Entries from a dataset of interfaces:
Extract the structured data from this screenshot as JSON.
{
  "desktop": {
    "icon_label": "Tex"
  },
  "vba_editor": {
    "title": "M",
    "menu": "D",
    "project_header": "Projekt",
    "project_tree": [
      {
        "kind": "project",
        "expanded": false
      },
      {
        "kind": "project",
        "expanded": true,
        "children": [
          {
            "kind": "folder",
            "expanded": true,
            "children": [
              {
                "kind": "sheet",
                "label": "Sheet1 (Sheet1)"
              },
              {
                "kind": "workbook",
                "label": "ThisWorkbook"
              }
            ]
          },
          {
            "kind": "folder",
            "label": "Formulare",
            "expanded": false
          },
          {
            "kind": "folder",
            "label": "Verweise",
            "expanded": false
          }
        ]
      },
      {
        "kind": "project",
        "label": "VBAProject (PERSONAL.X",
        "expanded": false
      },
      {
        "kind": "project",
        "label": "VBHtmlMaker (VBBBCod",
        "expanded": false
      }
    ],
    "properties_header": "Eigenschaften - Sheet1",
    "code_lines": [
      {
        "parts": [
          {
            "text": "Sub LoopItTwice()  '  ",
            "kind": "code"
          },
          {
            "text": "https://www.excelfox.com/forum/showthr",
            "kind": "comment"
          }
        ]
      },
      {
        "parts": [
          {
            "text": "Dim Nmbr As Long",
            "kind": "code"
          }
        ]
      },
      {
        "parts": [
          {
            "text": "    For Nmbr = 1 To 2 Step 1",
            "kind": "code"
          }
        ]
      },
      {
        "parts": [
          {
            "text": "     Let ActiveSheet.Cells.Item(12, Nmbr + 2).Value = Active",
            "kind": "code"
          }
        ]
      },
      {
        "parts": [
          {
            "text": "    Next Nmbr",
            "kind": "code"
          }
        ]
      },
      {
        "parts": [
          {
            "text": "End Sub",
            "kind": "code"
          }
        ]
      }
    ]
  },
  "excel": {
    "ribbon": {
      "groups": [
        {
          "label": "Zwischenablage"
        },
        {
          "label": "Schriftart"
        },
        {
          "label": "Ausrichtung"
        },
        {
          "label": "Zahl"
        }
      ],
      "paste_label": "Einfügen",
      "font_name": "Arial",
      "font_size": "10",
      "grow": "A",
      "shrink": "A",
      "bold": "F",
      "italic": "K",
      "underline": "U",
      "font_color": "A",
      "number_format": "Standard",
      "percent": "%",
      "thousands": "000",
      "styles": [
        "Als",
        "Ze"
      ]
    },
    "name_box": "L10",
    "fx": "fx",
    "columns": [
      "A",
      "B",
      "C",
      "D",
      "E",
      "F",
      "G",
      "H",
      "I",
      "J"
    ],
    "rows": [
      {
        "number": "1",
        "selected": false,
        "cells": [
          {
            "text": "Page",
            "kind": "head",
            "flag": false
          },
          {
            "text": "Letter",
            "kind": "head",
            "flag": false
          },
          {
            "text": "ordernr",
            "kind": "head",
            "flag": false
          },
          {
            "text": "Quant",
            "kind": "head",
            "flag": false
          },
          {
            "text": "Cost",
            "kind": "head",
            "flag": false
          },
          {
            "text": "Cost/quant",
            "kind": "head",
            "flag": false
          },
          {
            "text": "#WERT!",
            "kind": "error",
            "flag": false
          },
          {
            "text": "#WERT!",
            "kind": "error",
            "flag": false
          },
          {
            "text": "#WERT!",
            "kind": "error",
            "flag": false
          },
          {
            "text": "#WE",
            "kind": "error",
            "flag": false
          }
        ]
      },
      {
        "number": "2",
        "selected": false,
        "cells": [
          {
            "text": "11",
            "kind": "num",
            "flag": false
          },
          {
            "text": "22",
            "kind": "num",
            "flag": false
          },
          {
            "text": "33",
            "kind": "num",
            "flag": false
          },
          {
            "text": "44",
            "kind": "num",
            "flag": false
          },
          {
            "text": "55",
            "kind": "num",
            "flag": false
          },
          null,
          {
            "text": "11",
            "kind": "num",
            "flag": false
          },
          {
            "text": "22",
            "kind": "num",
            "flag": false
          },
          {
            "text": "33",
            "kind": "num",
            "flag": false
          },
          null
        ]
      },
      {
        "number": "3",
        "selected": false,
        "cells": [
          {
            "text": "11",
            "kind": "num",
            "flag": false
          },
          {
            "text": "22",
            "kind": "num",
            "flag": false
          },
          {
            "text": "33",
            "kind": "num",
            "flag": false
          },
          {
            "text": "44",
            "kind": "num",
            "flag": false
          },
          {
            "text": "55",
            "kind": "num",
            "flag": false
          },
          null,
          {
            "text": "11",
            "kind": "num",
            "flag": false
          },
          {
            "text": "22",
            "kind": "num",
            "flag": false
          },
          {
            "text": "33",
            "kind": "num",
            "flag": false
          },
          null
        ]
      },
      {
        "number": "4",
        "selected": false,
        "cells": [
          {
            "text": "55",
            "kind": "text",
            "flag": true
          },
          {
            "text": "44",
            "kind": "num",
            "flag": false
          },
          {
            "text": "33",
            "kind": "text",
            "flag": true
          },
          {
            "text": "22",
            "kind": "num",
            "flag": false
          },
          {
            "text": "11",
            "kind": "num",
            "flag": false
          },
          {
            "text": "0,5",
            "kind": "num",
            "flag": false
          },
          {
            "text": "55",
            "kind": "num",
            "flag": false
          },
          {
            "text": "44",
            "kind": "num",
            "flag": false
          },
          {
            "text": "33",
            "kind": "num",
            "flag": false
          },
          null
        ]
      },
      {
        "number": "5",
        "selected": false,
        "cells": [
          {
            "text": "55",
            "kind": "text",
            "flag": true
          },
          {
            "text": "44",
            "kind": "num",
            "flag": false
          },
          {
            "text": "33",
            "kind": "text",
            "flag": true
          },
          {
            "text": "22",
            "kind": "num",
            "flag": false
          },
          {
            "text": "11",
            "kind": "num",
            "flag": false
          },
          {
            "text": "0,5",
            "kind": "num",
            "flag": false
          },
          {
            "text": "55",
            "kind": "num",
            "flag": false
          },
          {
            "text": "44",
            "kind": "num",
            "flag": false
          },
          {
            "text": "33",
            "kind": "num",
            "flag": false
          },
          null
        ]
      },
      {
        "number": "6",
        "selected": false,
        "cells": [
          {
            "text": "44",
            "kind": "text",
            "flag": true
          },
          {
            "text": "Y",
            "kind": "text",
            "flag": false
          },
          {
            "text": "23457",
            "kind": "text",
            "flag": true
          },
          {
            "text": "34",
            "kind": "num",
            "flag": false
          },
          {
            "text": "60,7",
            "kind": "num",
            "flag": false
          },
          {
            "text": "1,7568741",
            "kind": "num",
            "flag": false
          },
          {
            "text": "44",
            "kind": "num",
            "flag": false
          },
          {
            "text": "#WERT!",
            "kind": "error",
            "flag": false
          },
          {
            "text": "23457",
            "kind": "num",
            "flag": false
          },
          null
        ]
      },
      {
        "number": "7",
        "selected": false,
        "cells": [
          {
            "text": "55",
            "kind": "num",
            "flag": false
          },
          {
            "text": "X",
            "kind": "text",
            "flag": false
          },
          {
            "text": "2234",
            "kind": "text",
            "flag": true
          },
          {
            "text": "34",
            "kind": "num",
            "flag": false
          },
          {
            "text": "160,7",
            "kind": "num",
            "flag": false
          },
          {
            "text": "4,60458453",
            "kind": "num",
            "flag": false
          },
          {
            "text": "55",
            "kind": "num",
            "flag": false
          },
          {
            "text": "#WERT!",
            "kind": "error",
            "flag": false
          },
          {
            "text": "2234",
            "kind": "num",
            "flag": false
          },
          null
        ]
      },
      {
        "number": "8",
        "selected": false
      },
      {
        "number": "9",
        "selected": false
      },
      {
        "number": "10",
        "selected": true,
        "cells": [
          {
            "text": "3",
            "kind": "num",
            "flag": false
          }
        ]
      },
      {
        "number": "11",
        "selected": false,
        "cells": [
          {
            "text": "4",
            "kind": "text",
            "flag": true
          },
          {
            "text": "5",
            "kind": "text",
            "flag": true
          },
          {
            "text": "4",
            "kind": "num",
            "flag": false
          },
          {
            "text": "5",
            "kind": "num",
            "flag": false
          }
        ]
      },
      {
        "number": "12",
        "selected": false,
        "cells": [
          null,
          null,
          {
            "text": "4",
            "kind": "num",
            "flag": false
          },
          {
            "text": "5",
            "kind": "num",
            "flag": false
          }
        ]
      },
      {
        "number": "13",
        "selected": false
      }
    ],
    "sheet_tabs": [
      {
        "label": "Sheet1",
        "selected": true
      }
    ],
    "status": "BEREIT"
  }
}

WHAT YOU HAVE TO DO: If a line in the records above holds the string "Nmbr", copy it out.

ANSWER FOR THE TASK:
            "text": "Dim Nmbr As Long",
            "text": "    For Nmbr = 1 To 2 Step 1",
            "text": "     Let ActiveSheet.Cells.Item(12, Nmbr + 2).Value = Active",
            "text": "    Next Nmbr",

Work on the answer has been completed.